Dataset rows describing interfaces
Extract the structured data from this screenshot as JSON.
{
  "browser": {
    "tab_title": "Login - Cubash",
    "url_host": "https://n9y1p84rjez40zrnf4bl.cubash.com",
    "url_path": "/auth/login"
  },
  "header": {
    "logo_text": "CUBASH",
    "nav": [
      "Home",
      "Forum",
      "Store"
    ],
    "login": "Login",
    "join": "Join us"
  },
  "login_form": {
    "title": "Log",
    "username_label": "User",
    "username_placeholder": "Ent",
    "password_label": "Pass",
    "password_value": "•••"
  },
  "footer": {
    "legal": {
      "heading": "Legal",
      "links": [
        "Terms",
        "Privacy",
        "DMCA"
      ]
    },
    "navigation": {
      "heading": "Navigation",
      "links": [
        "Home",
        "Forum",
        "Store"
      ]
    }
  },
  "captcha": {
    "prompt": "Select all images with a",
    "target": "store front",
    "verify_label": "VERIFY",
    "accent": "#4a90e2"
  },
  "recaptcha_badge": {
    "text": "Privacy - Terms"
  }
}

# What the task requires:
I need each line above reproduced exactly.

# Task result:
Extract the structured data from this screenshot as JSON.
{
  "browser": {
    "tab_title": "Login - Cubash",
    "url_host": "https://n9y1p84rjez40zrnf4bl.cubash.com",
    "url_path": "/auth/login"
  },
  "header": {
    "logo_text": "CUBASH",
    "nav": [
      "Home",
      "Forum",
      "Store"
    ],
    "login": "Login",
    "join": "Join us"
  },
  "login_form": {
    "title": "Log",
    "username_label": "User",
    "username_placeholder": "Ent",
    "password_label": "Pass",
    "password_value": "•••"
  },
  "footer": {
    "legal": {
      "heading": "Legal",
      "links": [
        "Terms",
        "Privacy",
        "DMCA"
      ]
    },
    "navigation": {
      "heading": "Navigation",
      "links": [
        "Home",
        "Forum",
        "Store"
      ]
    }
  },
  "captcha": {
    "prompt": "Select all images with a",
    "target": "store front",
    "verify_label": "VERIFY",
    "accent": "#4a90e2"
  },
  "recaptcha_badge": {
    "text": "Privacy - Terms"
  }
}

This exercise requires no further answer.